The fight continues between Apple and the F.B.I. regarding access to an iPhone utilized by one of the shooters in the recent San Bernardino terrorist attack that killed 14 Americans. In typical fashion, media reporting and social network commentary resembles more hysteria than facts. Many people quickly formed opinions based upon ideological or political affiliation, despite the complex issues involved.

Law enforcement desires to, and should, investigate the full breadth of the conspiracy by obtaining information stored on the phone. The suspect’s phone’s password protection settings were that after 10 incorrect log-in attempts, the data and contents of the phone would be automatically erased. Consequently, law enforcement seeks assistance from Apple to turn off the feature in question on this one occasion. Privacy advocates equate this to the creation of permanent backdoor, and overstate the matter, to help garner public support—although, the government’s request can implicate privacy concerns related to the data.

The media fails to mention that the phone in question was a work phone issued to the suspect by San Bernardino County. San Bernardino County has consented to a search of the phone. Apple declined law enforcement’s request to assist. A federal judge has ordered Apple to assist. Yet again, Apple declined to help and is currently refusing to comply with a lawful court order. Apple cites privacy concerns as the reason for failing to cooperate.

Even if one takes the position that someone has privacy rights in their work phone, does that right trump national security interests related to identifying a terrorist sleeper cell within our borders? Apple is in the business of selling its brand, and privacy sells big, particularly in markets like China—as Apple recently admitted.
Ironically, Apple (and its current supporters Google and Facebook) have an insatiable appetite for consumer data that they regularly retrieve through email, messaging, web browsers, search, and mapping apps. This data is their life blood. However, when the government wants data from them they balk.

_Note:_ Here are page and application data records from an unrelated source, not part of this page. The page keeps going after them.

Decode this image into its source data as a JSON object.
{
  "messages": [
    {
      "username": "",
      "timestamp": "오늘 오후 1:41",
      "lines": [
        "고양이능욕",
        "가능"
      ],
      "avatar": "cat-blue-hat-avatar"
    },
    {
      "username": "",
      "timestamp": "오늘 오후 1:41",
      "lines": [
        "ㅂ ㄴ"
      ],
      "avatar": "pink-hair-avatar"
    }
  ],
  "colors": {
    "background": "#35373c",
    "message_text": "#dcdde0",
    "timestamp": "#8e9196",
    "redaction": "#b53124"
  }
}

There’s likely not a “one size fits all” response to situations like this, but starting with complete knowledge of the facts, and the motivations of the interested parties, represents a critical first step. Obviously, technological advances presents us with contemporary complex questions to which no easy answers exist. Government power certainly needs to be checked and monitored. However, large corporations need to be good corporate citizens—not just take positions that add to their bottom line or provide effective marketing material.